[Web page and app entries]

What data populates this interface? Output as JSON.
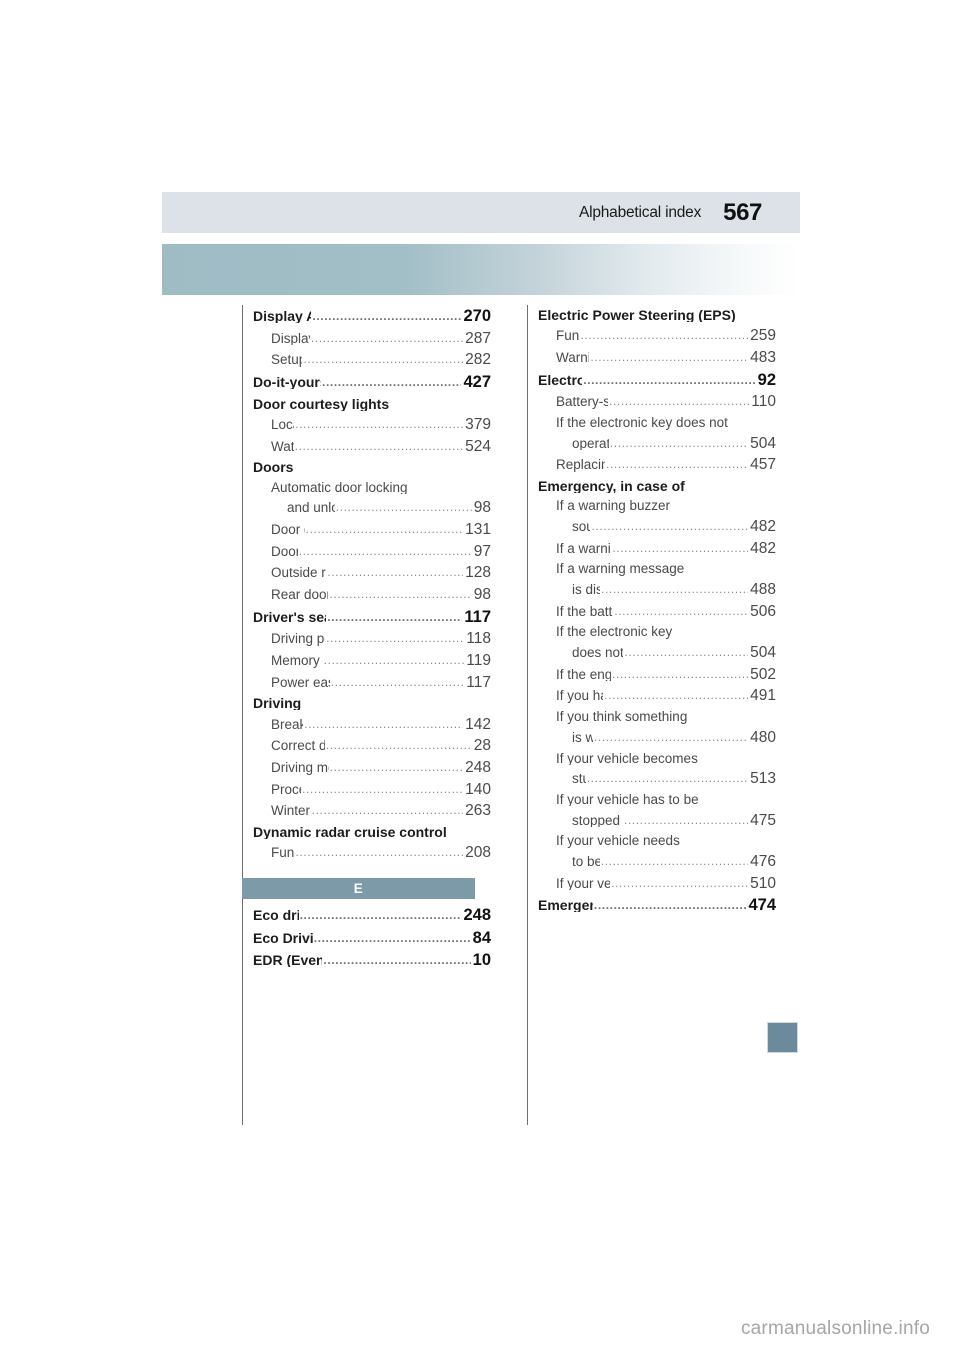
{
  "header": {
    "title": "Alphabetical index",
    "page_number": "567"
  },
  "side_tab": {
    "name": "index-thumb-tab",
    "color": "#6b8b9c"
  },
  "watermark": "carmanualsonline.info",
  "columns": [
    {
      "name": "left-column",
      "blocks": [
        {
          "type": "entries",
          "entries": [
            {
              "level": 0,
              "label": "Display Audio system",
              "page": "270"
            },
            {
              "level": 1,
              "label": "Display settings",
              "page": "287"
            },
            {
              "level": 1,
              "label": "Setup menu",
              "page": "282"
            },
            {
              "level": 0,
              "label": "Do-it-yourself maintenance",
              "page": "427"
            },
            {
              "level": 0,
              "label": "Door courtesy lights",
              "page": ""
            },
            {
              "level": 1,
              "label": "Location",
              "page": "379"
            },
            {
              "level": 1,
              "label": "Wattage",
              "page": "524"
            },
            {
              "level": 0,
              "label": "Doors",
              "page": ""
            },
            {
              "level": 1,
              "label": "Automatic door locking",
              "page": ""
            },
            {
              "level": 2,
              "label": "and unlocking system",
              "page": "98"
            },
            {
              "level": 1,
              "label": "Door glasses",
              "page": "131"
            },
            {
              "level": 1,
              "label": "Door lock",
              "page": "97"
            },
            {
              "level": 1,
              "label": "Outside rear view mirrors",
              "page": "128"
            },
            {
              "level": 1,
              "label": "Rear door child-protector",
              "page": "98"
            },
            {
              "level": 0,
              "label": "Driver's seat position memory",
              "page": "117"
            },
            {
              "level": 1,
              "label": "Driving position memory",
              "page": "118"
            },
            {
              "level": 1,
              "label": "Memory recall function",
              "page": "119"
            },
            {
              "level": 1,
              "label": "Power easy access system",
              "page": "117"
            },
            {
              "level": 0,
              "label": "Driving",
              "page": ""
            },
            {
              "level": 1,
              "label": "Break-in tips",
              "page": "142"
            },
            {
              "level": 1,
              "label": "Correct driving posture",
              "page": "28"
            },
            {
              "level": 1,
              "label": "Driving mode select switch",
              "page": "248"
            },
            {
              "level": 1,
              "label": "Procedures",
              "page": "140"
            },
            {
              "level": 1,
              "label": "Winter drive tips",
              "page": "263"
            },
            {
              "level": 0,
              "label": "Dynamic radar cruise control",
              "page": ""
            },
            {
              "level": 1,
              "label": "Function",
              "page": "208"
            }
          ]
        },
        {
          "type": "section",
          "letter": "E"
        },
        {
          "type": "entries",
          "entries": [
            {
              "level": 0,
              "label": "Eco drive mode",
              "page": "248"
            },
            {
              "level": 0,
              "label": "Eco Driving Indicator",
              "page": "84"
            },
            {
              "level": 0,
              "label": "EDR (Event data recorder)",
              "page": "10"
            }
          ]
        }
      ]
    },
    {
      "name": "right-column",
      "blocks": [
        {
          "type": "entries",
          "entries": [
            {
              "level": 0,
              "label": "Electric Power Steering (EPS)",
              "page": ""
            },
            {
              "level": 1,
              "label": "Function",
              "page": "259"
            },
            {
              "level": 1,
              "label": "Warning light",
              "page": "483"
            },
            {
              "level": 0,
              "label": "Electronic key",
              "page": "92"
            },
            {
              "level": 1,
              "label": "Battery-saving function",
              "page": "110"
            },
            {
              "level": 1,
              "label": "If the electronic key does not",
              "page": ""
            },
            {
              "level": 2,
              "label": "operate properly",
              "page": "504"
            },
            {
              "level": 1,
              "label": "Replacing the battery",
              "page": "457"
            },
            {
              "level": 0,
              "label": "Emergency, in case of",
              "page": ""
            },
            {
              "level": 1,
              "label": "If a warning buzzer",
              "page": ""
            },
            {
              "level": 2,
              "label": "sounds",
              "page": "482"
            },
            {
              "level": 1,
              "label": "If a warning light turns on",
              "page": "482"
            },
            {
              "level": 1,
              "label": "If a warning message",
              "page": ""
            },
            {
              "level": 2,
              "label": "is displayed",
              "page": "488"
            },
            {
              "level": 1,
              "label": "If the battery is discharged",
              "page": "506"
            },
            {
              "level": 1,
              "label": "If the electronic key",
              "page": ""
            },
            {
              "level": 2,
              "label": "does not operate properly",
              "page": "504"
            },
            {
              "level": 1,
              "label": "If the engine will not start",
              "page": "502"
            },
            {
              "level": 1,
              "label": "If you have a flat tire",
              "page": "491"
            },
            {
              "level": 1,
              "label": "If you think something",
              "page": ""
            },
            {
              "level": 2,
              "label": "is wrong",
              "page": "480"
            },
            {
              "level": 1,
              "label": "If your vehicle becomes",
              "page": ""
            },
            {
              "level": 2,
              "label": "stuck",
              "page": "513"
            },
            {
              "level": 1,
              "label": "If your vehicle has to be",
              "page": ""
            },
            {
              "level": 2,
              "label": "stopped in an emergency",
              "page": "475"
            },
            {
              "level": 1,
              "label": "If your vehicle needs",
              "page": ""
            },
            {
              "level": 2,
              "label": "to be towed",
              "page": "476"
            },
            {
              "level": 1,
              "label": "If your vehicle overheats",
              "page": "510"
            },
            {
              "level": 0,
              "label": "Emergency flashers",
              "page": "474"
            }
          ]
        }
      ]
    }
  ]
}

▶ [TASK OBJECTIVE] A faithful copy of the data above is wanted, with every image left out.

▶ [TASK ANSWER]
What data populates this interface? Output as JSON.
{
  "header": {
    "title": "Alphabetical index",
    "page_number": "567"
  },
  "side_tab": {
    "name": "index-thumb-tab",
    "color": "#6b8b9c"
  },
  "watermark": "carmanualsonline.info",
  "columns": [
    {
      "name": "left-column",
      "blocks": [
        {
          "type": "entries",
          "entries": [
            {
              "level": 0,
              "label": "Display Audio system",
              "page": "270"
            },
            {
              "level": 1,
              "label": "Display settings",
              "page": "287"
            },
            {
              "level": 1,
              "label": "Setup menu",
              "page": "282"
            },
            {
              "level": 0,
              "label": "Do-it-yourself maintenance",
              "page": "427"
            },
            {
              "level": 0,
              "label": "Door courtesy lights",
              "page": ""
            },
            {
              "level": 1,
              "label": "Location",
              "page": "379"
            },
            {
              "level": 1,
              "label": "Wattage",
              "page": "524"
            },
            {
              "level": 0,
              "label": "Doors",
              "page": ""
            },
            {
              "level": 1,
              "label": "Automatic door locking",
              "page": ""
            },
            {
              "level": 2,
              "label": "and unlocking system",
              "page": "98"
            },
            {
              "level": 1,
              "label": "Door glasses",
              "page": "131"
            },
            {
              "level": 1,
              "label": "Door lock",
              "page": "97"
            },
            {
              "level": 1,
              "label": "Outside rear view mirrors",
              "page": "128"
            },
            {
              "level": 1,
              "label": "Rear door child-protector",
              "page": "98"
            },
            {
              "level": 0,
              "label": "Driver's seat position memory",
              "page": "117"
            },
            {
              "level": 1,
              "label": "Driving position memory",
              "page": "118"
            },
            {
              "level": 1,
              "label": "Memory recall function",
              "page": "119"
            },
            {
              "level": 1,
              "label": "Power easy access system",
              "page": "117"
            },
            {
              "level": 0,
              "label": "Driving",
              "page": ""
            },
            {
              "level": 1,
              "label": "Break-in tips",
              "page": "142"
            },
            {
              "level": 1,
              "label": "Correct driving posture",
              "page": "28"
            },
            {
              "level": 1,
              "label": "Driving mode select switch",
              "page": "248"
            },
            {
              "level": 1,
              "label": "Procedures",
              "page": "140"
            },
            {
              "level": 1,
              "label": "Winter drive tips",
              "page": "263"
            },
            {
              "level": 0,
              "label": "Dynamic radar cruise control",
              "page": ""
            },
            {
              "level": 1,
              "label": "Function",
              "page": "208"
            }
          ]
        },
        {
          "type": "section",
          "letter": "E"
        },
        {
          "type": "entries",
          "entries": [
            {
              "level": 0,
              "label": "Eco drive mode",
              "page": "248"
            },
            {
              "level": 0,
              "label": "Eco Driving Indicator",
              "page": "84"
            },
            {
              "level": 0,
              "label": "EDR (Event data recorder)",
              "page": "10"
            }
          ]
        }
      ]
    },
    {
      "name": "right-column",
      "blocks": [
        {
          "type": "entries",
          "entries": [
            {
              "level": 0,
              "label": "Electric Power Steering (EPS)",
              "page": ""
            },
            {
              "level": 1,
              "label": "Function",
              "page": "259"
            },
            {
              "level": 1,
              "label": "Warning light",
              "page": "483"
            },
            {
              "level": 0,
              "label": "Electronic key",
              "page": "92"
            },
            {
              "level": 1,
              "label": "Battery-saving function",
              "page": "110"
            },
            {
              "level": 1,
              "label": "If the electronic key does not",
              "page": ""
            },
            {
              "level": 2,
              "label": "operate properly",
              "page": "504"
            },
            {
              "level": 1,
              "label": "Replacing the battery",
              "page": "457"
            },
            {
              "level": 0,
              "label": "Emergency, in case of",
              "page": ""
            },
            {
              "level": 1,
              "label": "If a warning buzzer",
              "page": ""
            },
            {
              "level": 2,
              "label": "sounds",
              "page": "482"
            },
            {
              "level": 1,
              "label": "If a warning light turns on",
              "page": "482"
            },
            {
              "level": 1,
              "label": "If a warning message",
              "page": ""
            },
            {
              "level": 2,
              "label": "is displayed",
              "page": "488"
            },
            {
              "level": 1,
              "label": "If the battery is discharged",
              "page": "506"
            },
            {
              "level": 1,
              "label": "If the electronic key",
              "page": ""
            },
            {
              "level": 2,
              "label": "does not operate properly",
              "page": "504"
            },
            {
              "level": 1,
              "label": "If the engine will not start",
              "page": "502"
            },
            {
              "level": 1,
              "label": "If you have a flat tire",
              "page": "491"
            },
            {
              "level": 1,
              "label": "If you think something",
              "page": ""
            },
            {
              "level": 2,
              "label": "is wrong",
              "page": "480"
            },
            {
              "level": 1,
              "label": "If your vehicle becomes",
              "page": ""
            },
            {
              "level": 2,
              "label": "stuck",
              "page": "513"
            },
            {
              "level": 1,
              "label": "If your vehicle has to be",
              "page": ""
            },
            {
              "level": 2,
              "label": "stopped in an emergency",
              "page": "475"
            },
            {
              "level": 1,
              "label": "If your vehicle needs",
              "page": ""
            },
            {
              "level": 2,
              "label": "to be towed",
              "page": "476"
            },
            {
              "level": 1,
              "label": "If your vehicle overheats",
              "page": "510"
            },
            {
              "level": 0,
              "label": "Emergency flashers",
              "page": "474"
            }
          ]
        }
      ]
    }
  ]
}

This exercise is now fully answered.